    ‘Ministère de l’Instruction Publique et des Beaux Arts, manufacture nationale des Gobelins. Paris, le 26 Mar. 1914.
    Cher Monsieur, Excuser moi si j’ai tant tardé à vous envoyer l’echautillon d’indigo… D’après la classification des couleurs de Chevreul, l’indigo est d’une coleur bleu-violet. Veuillet … Ch. Vallette.'”


    ‘Ministry of Public Instruction and Fine Arts, National Manufacture of Tapestries. Paris, 26 Mar. 1914

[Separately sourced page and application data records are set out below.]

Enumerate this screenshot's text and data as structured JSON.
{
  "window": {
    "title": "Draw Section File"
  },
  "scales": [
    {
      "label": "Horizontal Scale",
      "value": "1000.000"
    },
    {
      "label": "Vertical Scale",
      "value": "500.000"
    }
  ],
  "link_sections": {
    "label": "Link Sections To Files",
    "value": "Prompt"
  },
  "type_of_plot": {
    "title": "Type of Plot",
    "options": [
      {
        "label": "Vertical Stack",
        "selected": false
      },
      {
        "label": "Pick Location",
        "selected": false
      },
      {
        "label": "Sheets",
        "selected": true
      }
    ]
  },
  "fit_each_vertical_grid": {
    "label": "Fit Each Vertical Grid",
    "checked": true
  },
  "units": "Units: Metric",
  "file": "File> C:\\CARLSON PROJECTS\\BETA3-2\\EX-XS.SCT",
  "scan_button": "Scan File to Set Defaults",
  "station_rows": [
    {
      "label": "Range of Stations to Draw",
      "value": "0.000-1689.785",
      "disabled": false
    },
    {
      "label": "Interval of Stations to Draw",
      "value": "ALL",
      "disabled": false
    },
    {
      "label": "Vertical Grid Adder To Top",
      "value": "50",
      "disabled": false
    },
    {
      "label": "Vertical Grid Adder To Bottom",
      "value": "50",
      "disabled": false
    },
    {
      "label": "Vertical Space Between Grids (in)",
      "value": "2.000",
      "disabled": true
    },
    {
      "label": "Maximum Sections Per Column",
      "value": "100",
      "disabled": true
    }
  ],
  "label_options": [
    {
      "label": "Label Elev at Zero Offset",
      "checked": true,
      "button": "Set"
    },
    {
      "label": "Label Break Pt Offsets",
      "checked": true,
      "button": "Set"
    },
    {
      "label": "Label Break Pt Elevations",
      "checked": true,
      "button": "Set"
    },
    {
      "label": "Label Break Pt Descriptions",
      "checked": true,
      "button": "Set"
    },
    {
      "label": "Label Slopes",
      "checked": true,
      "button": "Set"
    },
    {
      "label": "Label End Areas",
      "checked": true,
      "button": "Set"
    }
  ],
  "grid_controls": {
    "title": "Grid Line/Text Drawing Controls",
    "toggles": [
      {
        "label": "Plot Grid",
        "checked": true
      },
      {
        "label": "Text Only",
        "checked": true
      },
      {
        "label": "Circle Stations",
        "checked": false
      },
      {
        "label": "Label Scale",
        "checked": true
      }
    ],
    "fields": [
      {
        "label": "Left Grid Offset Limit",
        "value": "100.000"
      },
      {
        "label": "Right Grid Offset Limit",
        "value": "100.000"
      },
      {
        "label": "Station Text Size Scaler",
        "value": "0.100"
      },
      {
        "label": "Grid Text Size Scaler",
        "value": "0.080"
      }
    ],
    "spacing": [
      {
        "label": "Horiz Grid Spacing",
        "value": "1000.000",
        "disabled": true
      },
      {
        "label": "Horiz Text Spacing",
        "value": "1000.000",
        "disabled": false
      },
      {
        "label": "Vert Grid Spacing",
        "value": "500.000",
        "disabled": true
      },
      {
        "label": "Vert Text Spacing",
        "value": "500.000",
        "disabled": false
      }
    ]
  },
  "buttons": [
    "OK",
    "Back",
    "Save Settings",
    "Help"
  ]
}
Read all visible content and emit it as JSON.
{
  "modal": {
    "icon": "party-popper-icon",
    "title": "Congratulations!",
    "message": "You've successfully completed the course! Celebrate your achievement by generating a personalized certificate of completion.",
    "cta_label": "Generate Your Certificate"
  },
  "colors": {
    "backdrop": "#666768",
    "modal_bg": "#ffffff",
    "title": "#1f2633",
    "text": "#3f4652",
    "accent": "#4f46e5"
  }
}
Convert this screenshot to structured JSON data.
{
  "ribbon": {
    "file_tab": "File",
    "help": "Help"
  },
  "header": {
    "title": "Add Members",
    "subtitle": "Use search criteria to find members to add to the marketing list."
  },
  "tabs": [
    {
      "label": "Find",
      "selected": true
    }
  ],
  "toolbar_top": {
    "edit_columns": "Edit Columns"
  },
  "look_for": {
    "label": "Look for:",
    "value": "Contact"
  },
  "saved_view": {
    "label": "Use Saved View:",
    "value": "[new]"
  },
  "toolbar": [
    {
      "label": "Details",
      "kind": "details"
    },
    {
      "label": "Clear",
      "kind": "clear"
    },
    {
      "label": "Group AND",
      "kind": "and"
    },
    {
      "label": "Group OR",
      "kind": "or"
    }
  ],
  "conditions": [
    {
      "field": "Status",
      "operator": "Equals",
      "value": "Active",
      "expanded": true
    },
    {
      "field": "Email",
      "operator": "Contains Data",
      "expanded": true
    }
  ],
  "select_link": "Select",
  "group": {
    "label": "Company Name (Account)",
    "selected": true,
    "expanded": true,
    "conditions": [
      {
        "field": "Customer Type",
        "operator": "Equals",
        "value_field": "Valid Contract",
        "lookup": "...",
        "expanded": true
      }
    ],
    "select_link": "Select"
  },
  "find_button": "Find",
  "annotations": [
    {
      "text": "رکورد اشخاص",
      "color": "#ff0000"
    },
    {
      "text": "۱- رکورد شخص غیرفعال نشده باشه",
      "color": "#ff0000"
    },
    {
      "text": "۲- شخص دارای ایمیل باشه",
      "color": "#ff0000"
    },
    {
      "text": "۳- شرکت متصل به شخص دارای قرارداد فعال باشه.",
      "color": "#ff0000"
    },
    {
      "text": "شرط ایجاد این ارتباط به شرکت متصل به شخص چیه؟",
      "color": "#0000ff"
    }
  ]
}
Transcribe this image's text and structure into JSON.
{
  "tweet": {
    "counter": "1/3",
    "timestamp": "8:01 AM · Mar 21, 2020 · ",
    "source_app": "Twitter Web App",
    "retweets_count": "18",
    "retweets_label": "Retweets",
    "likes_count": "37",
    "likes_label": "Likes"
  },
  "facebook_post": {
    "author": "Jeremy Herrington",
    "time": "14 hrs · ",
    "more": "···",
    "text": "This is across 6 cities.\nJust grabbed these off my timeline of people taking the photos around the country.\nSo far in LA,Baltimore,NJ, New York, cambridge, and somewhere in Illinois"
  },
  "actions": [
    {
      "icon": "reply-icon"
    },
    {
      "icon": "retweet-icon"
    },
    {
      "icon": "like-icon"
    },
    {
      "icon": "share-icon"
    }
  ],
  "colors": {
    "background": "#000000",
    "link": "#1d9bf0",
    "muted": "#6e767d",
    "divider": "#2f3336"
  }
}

    Dear Sir, Excuse me if I were so late sending you the indigo … From the Chevreul color classification, the indigo is a blue-violet color. Veuillet … Ch. Vallette. ‘”

  10. Pliny, Hist. Nat., book 35, para. 27.
  11.  Nil in Hindustani denotes black as well as dark blue. “The origin of the Greek and Roman name, Nilus is quite unknown” (Encycl. Brit. 11th ed., s.v. “Nile”). Perhaps it is connected with the Indian nil, black, dark, the dark, or black river. Cf. I Chr. ch. 13, v.15: His, ch. 13, v.3. Cf. Arabic: Nil-Misr. the Nile of Misr (Egypt).
  12. Mistake for Menahot 41. Sachs has misunderstood Musaphia. The latter’s note א״ב ב״י בלשון יוני מין צבע דומה לתכלת refers to the Aruch’s statement פירוט אינדיקן, not to קלא אילן. See: Aruch, s.v.קלא אילן
  13.  Sachs, ibid., v.I, p. 132. All this is bad philology. Kelainos (Greek for dark amber perhaps connected with the Indian “kala”) has really nothing to do with “kallainon.” I have not found “kelailon” in any of the thesauri I have consulted.
  14.  Saumaise, Claude de, Caji Julii Solini Polyhistoria, Trajecti ad Rhenum (1689), p. 167.
  15. Epiphanius, Alogie, ed. by Higby, sect. 34, haeres, p. 954.
  16.  Epiphanius being a native of Palestine would designate indigo by the name current in that country. Epiphanius, it may be mentioned, is also said to have been of Jewish extraction.
  17. Deep as well as pale shades.
  18. כרתי also occurs as the name of a certain gem. See Targum 1,6 כרתינון aand LXX “prasinon” for שחם. Perhaps כרתי as a gem “kalais.”
  19. See:גיסין ל״א ע״ב גוהרקא דד בא ופרוס עליה סרב לא דברתי Cf.רבנו יונה אלפסי ברכות פ״א משנה ב׳ where the Aruch is wrongly quoted as saying:״כרתי הוא צבע הינדרי״ש״. The writer’s mistake was occasioned by a false construct of: “תוספות חוליו מ״ק ע״ב ד״ה “ירוק כרתי ib., in the Vilna ed. of the Talmud. Cf. also:
    פרשה מקוהלת ברכות פרק ס׳”תכלת היא צבע ירוק רומא קצת לכרישיך
  20. Dedekind, “La Pourpre verte,” Archives de Zoologie, exp. et gen. (1898).